Sunday, December 23, 2007

How To Make Your Adaptations Work!

When it comes to your writing, you may be tempted to translate some story that's not your own into a script. Before you start writing, you need to keep in mind the audience.

The biggest problem with an established story is that it has a reputation, and that fans of the material want it to live up to that reputation. This can be good and bad, and you need to decide if that reputation is something you can deal with. Take a close look at “The Golden Compass”: When Phillip Pullman originally wrote the book, he wanted a book that would attack the Catholic Church (“undermine” was the word used). It's hard to read the “His Dark Materials” (even the title is evocative of anti-church sentiment) and not realize that the writer is anti-Christian; the Magestrium is obviously a stand-in for the Catholic Church and any dogmatic types are automatically bad guys.
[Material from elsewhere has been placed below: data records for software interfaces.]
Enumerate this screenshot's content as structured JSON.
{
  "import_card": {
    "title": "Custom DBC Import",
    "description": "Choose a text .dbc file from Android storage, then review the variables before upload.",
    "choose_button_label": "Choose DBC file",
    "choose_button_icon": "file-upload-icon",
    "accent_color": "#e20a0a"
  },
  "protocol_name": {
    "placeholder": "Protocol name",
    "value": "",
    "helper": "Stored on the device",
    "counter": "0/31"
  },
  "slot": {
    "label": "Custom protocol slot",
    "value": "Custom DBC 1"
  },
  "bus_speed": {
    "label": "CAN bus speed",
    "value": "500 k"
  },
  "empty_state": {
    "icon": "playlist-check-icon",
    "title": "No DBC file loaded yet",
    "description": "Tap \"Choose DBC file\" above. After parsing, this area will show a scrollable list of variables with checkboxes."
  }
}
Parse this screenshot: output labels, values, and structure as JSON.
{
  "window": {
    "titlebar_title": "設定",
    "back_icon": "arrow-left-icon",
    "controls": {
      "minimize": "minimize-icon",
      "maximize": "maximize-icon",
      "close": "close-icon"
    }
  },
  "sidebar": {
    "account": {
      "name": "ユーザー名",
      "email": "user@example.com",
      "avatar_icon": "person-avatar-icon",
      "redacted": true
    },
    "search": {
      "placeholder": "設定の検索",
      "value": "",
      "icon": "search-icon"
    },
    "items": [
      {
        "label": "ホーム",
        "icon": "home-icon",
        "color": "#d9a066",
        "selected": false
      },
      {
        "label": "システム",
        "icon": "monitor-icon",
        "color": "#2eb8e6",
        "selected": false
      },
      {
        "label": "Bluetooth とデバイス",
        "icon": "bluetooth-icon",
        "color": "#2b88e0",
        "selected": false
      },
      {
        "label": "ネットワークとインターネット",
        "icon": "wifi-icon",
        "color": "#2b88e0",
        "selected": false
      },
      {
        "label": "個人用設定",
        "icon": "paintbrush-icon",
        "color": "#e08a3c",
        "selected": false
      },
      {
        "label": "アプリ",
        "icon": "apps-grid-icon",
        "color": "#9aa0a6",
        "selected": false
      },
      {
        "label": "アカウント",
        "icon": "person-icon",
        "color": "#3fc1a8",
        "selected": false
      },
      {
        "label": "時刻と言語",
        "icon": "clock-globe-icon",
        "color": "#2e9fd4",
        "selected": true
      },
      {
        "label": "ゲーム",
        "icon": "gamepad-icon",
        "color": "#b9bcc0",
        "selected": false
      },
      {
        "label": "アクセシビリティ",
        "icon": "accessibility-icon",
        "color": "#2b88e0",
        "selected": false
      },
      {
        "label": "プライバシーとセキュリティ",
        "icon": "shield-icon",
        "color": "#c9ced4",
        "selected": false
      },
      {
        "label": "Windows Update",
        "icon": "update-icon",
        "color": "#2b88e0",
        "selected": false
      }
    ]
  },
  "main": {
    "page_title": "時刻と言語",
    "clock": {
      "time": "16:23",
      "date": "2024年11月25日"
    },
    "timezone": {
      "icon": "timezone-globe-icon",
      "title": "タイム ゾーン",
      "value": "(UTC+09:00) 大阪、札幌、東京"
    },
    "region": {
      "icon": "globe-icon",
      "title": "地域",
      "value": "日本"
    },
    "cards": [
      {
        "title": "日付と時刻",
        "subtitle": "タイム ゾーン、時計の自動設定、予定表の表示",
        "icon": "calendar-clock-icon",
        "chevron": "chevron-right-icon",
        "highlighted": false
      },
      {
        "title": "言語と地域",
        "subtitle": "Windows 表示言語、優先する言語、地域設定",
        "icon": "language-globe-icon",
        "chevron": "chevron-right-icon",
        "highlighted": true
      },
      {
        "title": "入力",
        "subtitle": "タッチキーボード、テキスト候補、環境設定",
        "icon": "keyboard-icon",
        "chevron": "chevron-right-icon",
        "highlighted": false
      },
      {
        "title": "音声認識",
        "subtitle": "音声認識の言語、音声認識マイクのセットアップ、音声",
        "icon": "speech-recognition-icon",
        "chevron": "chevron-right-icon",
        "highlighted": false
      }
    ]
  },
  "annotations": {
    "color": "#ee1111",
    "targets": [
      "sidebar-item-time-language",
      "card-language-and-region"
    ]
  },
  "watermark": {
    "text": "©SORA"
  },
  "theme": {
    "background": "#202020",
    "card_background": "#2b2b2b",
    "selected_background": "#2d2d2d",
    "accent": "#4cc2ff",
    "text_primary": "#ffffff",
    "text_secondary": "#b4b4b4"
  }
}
It also has everyone assigned a “daemon” that represents them, and the worst villains are those that seek to rend the daemons from their owners (in other words, dogma rips imagination and willpower from its adherents).

But, when it was made into a screenplay, a problem developed: In order to keep its fanbase, it needed to keep its atheist values, but atheist movies don't play well to an American audience. Thus, the message had to be toned down, but the atheist message is so intrinsic to the story that it ended up killing the movie. (Did you follow that?) What could have been a new franchise ended up flopping because the production company realized that it couldn't market a $180M picture about atheism to a Catholic audience; it's a gorgeous movie, but it has no heart. It needed to be done for no more than $75M, but that wouldn't have done justice to the story.

On the other hand, someone that paid attention to the audience is X-Men 3, written by Simon Kinberg and Zak Penn. Although a lot of drastic changes were made to the X-Men that ticked a lot of people off (such as the origin of Phoenix, the death of Cyclops, and more-than-cosmetic changes done to a lot of characters), those changes were accepted because the story itself was still strong and there was some great character development. Better yet, a lot of characters were given their trademark moments and sayings (such as the fastball special, X-Men vs. Sentinels, and Beast's “Oh my stars and garters!”). Because the changes made to the X-Men made sense, and the spirit of the original (that of an oppressed group in a world that is trying to stop them) remained, people were willing to trust that they would be entertained, overlook some major mistakes, and so it was a profitable movie.

Obviously, don't worry about making the adaptation match the original completely; compromises will need to be made and you should have no problems making them as the material calls for it. Just remember that you need to find a new fanbase while at the same time making the current one happy. If you can't do that, you will tick off the old base while forcing potential fans to shy away trying to figure out what you did wrong. But, if you can bear in mind the needs of the old fans with the new material, you will make everyone satisfied with your changes, and your product will be successful!